App and web page records:
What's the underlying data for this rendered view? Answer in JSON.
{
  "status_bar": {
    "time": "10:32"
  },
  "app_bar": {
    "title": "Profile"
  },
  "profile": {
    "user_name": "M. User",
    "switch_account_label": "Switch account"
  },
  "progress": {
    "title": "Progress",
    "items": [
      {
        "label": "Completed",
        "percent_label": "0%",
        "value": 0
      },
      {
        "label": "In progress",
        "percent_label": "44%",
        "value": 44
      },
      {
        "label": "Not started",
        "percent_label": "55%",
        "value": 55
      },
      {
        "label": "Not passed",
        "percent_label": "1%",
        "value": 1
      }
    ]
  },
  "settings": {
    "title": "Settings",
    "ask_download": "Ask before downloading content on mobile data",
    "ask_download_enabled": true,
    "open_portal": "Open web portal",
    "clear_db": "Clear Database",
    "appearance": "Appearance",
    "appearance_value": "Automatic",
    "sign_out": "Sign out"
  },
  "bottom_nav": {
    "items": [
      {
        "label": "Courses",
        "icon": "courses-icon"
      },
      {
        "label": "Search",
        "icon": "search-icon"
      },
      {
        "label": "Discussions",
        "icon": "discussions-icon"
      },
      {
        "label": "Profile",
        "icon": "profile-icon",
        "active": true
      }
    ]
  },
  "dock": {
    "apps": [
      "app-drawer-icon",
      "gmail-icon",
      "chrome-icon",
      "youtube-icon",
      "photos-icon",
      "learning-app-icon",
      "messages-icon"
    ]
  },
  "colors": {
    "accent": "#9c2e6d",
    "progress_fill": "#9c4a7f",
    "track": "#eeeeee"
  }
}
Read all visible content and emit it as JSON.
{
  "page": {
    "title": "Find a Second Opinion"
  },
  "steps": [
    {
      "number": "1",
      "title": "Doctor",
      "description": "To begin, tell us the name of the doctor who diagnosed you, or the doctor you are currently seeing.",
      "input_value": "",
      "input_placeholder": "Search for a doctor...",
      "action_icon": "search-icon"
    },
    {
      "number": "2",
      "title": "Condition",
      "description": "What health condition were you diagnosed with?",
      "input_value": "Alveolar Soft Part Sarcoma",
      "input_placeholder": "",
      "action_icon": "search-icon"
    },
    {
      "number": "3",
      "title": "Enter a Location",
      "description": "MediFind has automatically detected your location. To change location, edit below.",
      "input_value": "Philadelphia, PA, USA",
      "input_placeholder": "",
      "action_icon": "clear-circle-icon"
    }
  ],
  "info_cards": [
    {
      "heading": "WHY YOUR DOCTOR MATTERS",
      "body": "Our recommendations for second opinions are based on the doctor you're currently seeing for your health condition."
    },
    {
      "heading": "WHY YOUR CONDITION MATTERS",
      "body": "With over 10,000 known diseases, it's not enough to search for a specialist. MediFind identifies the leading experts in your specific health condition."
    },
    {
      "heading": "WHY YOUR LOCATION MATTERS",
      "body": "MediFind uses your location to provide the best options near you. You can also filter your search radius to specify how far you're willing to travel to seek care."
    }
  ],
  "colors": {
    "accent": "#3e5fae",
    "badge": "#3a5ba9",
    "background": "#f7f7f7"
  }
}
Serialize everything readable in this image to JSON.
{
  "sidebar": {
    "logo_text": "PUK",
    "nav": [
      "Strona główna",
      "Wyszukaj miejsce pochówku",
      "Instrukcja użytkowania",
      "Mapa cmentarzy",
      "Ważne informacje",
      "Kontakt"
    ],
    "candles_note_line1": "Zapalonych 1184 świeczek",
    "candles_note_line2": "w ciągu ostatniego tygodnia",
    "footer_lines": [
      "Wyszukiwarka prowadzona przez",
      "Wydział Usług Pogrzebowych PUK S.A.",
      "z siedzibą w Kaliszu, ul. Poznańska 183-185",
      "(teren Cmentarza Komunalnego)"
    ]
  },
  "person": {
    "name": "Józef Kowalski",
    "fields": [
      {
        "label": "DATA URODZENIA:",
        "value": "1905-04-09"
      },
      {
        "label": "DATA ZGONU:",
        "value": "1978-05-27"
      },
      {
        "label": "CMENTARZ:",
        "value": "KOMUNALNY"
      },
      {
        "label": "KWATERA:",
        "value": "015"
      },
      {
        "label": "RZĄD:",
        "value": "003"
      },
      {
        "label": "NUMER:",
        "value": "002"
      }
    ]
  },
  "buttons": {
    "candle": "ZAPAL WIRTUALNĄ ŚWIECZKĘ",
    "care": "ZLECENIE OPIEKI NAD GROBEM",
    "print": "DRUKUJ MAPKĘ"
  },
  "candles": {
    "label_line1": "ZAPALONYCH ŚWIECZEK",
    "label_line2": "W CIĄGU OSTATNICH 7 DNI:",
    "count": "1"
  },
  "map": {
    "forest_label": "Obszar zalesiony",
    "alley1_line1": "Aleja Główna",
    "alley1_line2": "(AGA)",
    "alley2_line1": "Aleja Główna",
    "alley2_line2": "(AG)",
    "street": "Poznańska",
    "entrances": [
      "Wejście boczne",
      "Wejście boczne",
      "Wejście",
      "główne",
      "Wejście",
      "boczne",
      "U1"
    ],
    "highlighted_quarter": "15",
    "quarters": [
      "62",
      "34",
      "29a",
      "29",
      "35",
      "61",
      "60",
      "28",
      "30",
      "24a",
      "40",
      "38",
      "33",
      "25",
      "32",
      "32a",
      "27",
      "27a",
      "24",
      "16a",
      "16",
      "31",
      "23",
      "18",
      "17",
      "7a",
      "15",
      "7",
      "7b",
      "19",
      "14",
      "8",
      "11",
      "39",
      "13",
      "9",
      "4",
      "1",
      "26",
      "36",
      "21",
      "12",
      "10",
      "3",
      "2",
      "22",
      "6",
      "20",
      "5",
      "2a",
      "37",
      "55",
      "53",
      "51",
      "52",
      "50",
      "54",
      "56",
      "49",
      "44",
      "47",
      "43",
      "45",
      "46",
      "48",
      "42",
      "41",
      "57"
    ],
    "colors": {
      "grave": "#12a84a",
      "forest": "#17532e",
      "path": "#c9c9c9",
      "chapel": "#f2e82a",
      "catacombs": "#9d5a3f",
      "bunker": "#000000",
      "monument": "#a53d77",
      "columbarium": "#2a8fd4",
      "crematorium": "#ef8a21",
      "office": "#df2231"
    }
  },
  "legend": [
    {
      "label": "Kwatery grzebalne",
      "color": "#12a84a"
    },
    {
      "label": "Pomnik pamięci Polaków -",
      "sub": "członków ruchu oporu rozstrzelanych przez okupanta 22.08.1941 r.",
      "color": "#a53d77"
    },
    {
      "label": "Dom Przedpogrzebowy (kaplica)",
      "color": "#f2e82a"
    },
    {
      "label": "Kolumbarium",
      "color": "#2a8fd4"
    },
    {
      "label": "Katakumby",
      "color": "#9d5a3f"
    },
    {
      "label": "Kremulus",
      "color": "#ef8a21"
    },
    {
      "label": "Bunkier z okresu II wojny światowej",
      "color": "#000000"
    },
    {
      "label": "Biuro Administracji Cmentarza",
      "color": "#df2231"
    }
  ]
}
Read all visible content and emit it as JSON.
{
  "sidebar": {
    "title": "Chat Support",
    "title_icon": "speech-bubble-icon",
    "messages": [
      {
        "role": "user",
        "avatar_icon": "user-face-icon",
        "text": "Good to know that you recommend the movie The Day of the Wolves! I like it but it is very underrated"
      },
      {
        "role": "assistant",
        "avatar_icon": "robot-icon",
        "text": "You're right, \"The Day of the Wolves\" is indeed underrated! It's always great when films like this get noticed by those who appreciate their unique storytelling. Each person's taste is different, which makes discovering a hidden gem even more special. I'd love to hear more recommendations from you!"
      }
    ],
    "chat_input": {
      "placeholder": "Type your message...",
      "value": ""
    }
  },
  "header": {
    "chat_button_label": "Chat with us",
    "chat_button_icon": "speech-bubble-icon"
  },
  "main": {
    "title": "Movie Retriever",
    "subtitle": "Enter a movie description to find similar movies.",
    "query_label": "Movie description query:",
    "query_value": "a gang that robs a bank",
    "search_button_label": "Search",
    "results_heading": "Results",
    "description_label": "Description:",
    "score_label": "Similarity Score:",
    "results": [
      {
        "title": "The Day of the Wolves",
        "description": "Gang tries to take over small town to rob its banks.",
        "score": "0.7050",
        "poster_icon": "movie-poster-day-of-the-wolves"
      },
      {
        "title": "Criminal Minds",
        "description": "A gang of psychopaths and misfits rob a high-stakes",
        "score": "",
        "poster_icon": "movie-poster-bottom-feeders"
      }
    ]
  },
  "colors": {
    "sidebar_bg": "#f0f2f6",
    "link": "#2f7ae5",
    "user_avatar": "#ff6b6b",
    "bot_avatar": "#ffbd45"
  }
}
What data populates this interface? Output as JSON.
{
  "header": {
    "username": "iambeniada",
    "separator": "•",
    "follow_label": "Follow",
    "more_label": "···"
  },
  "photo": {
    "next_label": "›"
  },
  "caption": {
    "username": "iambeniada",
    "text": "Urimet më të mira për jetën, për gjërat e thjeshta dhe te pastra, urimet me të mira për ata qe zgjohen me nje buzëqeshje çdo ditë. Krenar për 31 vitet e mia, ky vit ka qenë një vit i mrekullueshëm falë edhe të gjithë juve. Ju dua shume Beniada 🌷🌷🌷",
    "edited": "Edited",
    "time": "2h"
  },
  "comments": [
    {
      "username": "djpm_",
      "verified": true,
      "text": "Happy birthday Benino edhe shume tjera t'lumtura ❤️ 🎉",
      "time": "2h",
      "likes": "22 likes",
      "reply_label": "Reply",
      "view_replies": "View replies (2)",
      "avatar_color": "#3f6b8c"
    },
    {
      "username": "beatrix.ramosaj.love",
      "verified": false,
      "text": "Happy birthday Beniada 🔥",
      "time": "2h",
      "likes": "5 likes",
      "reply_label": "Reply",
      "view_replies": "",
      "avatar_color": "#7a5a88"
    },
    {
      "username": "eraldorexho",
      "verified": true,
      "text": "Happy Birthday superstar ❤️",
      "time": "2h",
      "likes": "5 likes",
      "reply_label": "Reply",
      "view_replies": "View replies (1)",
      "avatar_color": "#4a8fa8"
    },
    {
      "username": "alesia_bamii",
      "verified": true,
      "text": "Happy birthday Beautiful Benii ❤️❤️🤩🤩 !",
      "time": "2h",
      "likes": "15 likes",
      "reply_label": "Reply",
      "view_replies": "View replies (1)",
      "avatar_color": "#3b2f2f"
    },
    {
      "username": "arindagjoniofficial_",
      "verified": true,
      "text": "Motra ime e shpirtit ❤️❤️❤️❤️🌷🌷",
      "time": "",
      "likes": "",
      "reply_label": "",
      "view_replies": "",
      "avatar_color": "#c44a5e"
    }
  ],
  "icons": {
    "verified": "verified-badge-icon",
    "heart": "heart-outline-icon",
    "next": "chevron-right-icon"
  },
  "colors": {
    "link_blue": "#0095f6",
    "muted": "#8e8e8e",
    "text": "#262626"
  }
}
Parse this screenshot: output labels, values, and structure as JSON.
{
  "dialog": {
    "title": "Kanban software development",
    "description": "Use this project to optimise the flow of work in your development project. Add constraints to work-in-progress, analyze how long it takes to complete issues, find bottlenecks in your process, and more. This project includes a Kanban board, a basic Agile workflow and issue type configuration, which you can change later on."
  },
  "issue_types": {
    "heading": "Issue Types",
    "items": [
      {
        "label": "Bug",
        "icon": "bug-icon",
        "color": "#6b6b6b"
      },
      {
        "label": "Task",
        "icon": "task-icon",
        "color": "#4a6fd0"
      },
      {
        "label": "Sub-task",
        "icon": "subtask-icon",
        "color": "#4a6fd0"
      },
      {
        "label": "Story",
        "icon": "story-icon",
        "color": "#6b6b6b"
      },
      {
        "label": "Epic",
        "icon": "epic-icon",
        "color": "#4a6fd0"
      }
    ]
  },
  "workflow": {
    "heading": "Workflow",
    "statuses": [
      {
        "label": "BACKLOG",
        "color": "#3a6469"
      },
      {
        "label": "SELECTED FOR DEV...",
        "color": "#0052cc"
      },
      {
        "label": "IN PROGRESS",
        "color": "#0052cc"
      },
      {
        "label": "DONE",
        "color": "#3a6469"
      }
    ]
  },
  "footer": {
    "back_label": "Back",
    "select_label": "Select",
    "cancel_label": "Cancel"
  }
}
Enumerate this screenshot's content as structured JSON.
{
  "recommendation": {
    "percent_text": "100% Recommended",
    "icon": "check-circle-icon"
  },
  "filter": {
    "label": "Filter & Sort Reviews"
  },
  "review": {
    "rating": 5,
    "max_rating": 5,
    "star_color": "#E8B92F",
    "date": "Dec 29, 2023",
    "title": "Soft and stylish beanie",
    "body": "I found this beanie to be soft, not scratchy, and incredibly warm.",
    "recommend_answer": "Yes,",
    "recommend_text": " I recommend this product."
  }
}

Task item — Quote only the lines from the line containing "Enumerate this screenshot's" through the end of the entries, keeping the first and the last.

Answer —
Enumerate this screenshot's content as structured JSON.
{
  "recommendation": {
    "percent_text": "100% Recommended",
    "icon": "check-circle-icon"
  },
  "filter": {
    "label": "Filter & Sort Reviews"
  },
  "review": {
    "rating": 5,
    "max_rating": 5,
    "star_color": "#E8B92F",
    "date": "Dec 29, 2023",
    "title": "Soft and stylish beanie",
    "body": "I found this beanie to be soft, not scratchy, and incredibly warm.",
    "recommend_answer": "Yes,",
    "recommend_text": " I recommend this product."
  }
}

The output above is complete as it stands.